If someone says no
It is, of course, assumed that asking students to sign the pledge may deter some applicants. I am not yet ready to say “good riddance,” but I can say we can afford to lose them. These days, by my estimate, there are at least 1.5 qualified applicants for every residency slot. And that’s the number that remains after we actively dissuade some otherwise qualified students (such as those fail to score 230 or higher on the USMLE) and passively dissuade additional otherwise qualified students (such as those lacking an XY genotype).

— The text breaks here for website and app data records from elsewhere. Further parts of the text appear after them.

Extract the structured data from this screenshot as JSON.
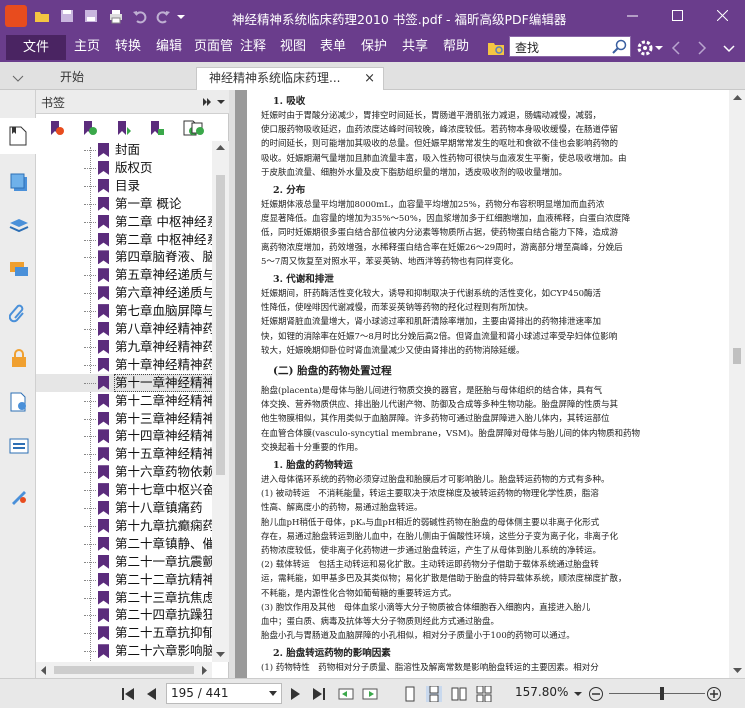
{
  "window": {
    "title": "神经精神系统临床药理2010 书签.pdf - 福昕高级PDF编辑器",
    "quick_access_icons": [
      "open-folder-icon",
      "save-icon",
      "save-as-icon",
      "print-icon",
      "undo-icon",
      "redo-icon",
      "customize-icon"
    ]
  },
  "menu": {
    "file": "文件",
    "items": [
      "主页",
      "转换",
      "编辑",
      "页面管",
      "注释",
      "视图",
      "表单",
      "保护",
      "共享",
      "帮助"
    ]
  },
  "search": {
    "value": "查找"
  },
  "tabs": [
    {
      "label": "开始"
    },
    {
      "label": "神经精神系统临床药理..."
    }
  ],
  "bookmarks_panel": {
    "title": "书签",
    "items": [
      "封面",
      "版权页",
      "目录",
      "第一章 概论",
      "第二章 中枢神经系统的组",
      "第二章 中枢神经系统的解",
      "第四章脑脊液、脑血流及",
      "第五章神经递质与神经调",
      "第六章神经递质与神经精",
      "第七章血脑屏障与药物治",
      "第八章神经精神药物的药",
      "第九章神经精神药物的药",
      "第十章神经精神药物的遗",
      "第十一章神经精神药物的",
      "第十二章神经精神药物的",
      "第十三章神经精神疾病对",
      "第十四章神经精神药物与",
      "第十五章神经精神药物的",
      "第十六章药物依赖性与社",
      "第十七章中枢兴奋药",
      "第十八章镇痛药",
      "第十九章抗癫痫药",
      "第二十章镇静、催眠及抗",
      "第二十一章抗震颤麻痹药",
      "第二十二章抗精神病药物",
      "第二十三章抗焦虑药",
      "第二十四章抗躁狂及多动",
      "第二十五章抗抑郁药",
      "第二十六章影响脑血管、"
    ],
    "selected_index": 13
  },
  "document": {
    "lines": [
      {
        "t": "1. 吸收",
        "s": "h"
      },
      {
        "t": "妊娠时由于胃酸分泌减少，胃排空时间延长，胃肠道平滑肌张力减退，肠蠕动减慢，减弱，"
      },
      {
        "t": "使口服药物吸收延迟，血药浓度达峰时间较晚，峰浓度较低。若药物本身吸收缓慢，在肠道停留"
      },
      {
        "t": "的时间延长，则可能增加其吸收的总量。但妊娠早期常常发生的呕吐和食欲不佳也会影响药物的"
      },
      {
        "t": "吸收。妊娠期潮气量增加且肺血流量丰富，吸入性药物可很快与血液发生平衡，使总吸收增加。由"
      },
      {
        "t": "于皮肤血流量、细胞外水量及皮下脂肪组织量的增加，透皮吸收剂的吸收量增加。"
      },
      {
        "t": "2. 分布",
        "s": "h"
      },
      {
        "t": "妊娠期体液总量平均增加8000mL，血容量平均增加25%，药物分布容积明显增加而血药浓"
      },
      {
        "t": "度显著降低。血容量的增加为35%～50%，因血浆增加多于红细胞增加，血液稀释，白蛋白浓度降"
      },
      {
        "t": "低，同时妊娠期很多蛋白结合部位被内分泌素等物质所占据，使药物蛋白结合能力下降，造成游"
      },
      {
        "t": "离药物浓度增加，药效增强，水稀释蛋白结合率在妊娠26～29周时，游离部分增至高峰，分娩后"
      },
      {
        "t": "5～7周又恢复至对照水平，苯妥英钠、地西泮等药物也有同样变化。"
      },
      {
        "t": "3. 代谢和排泄",
        "s": "h"
      },
      {
        "t": "妊娠期间，肝药酶活性变化较大，诱导和抑制取决于代谢系统的活性变化，如CYP450酶活"
      },
      {
        "t": "性降低，使唑啡因代谢减慢，而苯妥英钠等药物的羟化过程则有所加快。"
      },
      {
        "t": "妊娠期肾脏血流量增大，肾小球滤过率和肌酐清除率增加，主要由肾排出的药物排泄速率加"
      },
      {
        "t": "快，如锂的消除率在妊娠7～8月时比分娩后高2倍。但肾血流量和肾小球滤过率受孕妇体位影响"
      },
      {
        "t": "较大，妊娠晚期仰卧位时肾血流量减少又使由肾排出的药物消除延缓。"
      },
      {
        "t": "(二) 胎盘的药物处置过程",
        "s": "h2"
      },
      {
        "t": "胎盘(placenta)是母体与胎儿间进行物质交换的器官，是胚胎与母体组织的结合体，具有气"
      },
      {
        "t": "体交换、营养物质供应、排出胎儿代谢产物、防御及合成等多种生物功能。胎盘屏障的性质与其"
      },
      {
        "t": "他生物膜相似，其作用类似于血脑屏障。许多药物可通过胎盘屏障进入胎儿体内，其转运部位"
      },
      {
        "t": "在血管合体膜(vasculo-syncytial membrane，VSM)。胎盘屏障对母体与胎儿间的体内物质和药物"
      },
      {
        "t": "交换起着十分重要的作用。"
      },
      {
        "t": "1. 胎盘的药物转运",
        "s": "h"
      },
      {
        "t": "进入母体循环系统的药物必须穿过胎盘和胎膜后才可影响胎儿。胎盘转运药物的方式有多种。"
      },
      {
        "t": "(1) 被动转运　不消耗能量，转运主要取决于浓度梯度及被转运药物的物理化学性质，脂溶"
      },
      {
        "t": "性高、解离度小的药物，易通过胎盘转运。"
      },
      {
        "t": "胎儿血pH稍低于母体，pKₐ与血pH相近的弱碱性药物在胎盘的母体侧主要以非离子化形式"
      },
      {
        "t": "存在，易通过胎盘转运到胎儿血中，在胎儿侧由于偏酸性环境，这些分子变为离子化，非离子化"
      },
      {
        "t": "药物浓度较低，使非离子化药物进一步通过胎盘转运，产生了从母体到胎儿系统的净转运。"
      },
      {
        "t": "(2) 载体转运　包括主动转运和易化扩散。主动转运即药物分子借助于载体系统通过胎盘转"
      },
      {
        "t": "运，需耗能，如甲基多巴及其类似物；易化扩散是借助于胎盘的特异载体系统，顺浓度梯度扩散，"
      },
      {
        "t": "不耗能，是内源性化合物如葡萄糖的重要转运方式。"
      },
      {
        "t": "(3) 胞饮作用及其他　母体血浆小滴等大分子物质被合体细胞吞入细胞内，直接进入胎儿"
      },
      {
        "t": "血中；蛋白质、病毒及抗体等大分子物质则经此方式通过胎盘。"
      },
      {
        "t": "胎盘小孔与胃肠道及血脑屏障的小孔相似，相对分子质量小于100的药物可以通过。"
      },
      {
        "t": "2. 胎盘转运药物的影响因素",
        "s": "h"
      },
      {
        "t": "(1) 药物特性　药物相对分子质量、脂溶性及解离常数是影响胎盘转运的主要因素。相对分"
      }
    ]
  },
  "status": {
    "page_field": "195 / 441",
    "zoom": "157.80%"
  }
}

My guess is that if orthopaedics were to engage students from the entire class, not merely the current applicant pool, we’d have three or more qualified applicants for each seat. In simple terms, even if the pledge requirement would depress applications by 50 percent, we could completely offset that by active recruitment.

Orthopaedic surgery residency seats are scarce and valuable. Matching in orthopaedic surgery is worth more (in terms of increased lifetime earnings) than even gaining admission to medical school itself. We ration these seats by wasteful means. The best way to ration most things is with money: Price conveys information about the avidity of demand and allocates resources accordingly.

If orthopaedics, as a profession, were not squeamish and in thrall to appearances, we would simply charge tuition for residency training. Yet because we don’t charge tuition, there is a mismatch between supply and demand, and wasteful queuing behavior ensues.

Instead, I say let’s ration our seats by some method which at least accrues some benefit to the profession and, in turn, to our patients and society. Applicants: Sign the pledge!

Joseph Bernstein, MD, is deputy editor for residents at Clinical Orthopaedics and Related Research and a clinical associate professor of orthopaedic surgery at the University of Pennsylvania School of Medicine. The opinions expressed here are his own.